▶ _Directions for this task_: Take every line from the listing below that includes "JSON" and copy it.

-- Opening Marker --

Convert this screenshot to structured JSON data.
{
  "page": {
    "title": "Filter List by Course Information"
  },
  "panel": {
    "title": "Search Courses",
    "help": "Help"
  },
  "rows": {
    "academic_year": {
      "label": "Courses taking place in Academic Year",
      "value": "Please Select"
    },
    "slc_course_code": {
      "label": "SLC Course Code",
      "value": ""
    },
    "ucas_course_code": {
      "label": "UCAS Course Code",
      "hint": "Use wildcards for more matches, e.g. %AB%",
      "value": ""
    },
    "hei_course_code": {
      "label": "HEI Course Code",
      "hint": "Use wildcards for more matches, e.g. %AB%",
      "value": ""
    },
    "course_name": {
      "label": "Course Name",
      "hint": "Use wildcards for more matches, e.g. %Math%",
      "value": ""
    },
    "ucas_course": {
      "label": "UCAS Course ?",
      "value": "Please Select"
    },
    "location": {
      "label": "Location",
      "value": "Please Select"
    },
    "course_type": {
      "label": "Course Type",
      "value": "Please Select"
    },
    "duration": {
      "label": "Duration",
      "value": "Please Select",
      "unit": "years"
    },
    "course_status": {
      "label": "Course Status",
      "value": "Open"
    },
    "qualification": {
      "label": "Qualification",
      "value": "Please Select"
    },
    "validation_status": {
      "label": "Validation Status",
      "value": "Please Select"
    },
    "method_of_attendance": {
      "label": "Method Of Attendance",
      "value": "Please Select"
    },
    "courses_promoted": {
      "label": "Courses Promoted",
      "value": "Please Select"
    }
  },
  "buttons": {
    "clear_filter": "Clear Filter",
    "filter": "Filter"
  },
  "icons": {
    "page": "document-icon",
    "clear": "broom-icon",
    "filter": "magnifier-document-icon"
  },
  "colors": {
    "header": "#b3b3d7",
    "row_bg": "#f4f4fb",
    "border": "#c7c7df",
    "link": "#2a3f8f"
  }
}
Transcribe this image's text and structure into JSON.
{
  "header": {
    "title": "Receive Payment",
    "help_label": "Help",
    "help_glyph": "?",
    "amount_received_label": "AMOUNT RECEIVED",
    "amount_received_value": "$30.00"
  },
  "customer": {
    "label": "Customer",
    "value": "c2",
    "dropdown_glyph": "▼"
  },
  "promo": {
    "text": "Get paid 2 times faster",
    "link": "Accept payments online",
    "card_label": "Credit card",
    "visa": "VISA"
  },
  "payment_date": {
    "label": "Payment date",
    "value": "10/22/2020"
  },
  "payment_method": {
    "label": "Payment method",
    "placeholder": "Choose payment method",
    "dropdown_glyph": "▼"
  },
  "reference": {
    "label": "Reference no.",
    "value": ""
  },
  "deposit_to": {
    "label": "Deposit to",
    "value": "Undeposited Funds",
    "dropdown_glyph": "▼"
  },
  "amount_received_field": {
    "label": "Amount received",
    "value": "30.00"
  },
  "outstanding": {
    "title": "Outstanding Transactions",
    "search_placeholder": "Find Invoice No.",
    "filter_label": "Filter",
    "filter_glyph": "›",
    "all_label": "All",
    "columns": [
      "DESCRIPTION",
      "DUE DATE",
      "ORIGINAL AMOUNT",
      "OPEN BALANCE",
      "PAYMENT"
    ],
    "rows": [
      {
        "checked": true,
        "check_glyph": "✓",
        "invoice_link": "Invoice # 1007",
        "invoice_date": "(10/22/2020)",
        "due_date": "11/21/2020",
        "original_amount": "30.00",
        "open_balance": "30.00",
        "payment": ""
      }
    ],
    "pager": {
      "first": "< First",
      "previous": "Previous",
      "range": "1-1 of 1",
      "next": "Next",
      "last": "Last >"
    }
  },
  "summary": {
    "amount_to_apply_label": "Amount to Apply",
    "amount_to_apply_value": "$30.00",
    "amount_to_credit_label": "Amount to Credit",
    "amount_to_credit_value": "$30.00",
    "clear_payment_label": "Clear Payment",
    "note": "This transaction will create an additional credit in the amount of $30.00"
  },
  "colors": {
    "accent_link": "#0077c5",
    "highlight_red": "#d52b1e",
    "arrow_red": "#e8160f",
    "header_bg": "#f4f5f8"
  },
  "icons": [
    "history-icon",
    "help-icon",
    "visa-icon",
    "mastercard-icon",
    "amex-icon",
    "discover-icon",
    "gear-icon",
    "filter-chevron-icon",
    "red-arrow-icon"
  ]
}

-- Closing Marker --

▶ _Response below_:
Convert this screenshot to structured JSON data.
Transcribe this image's text and structure into JSON.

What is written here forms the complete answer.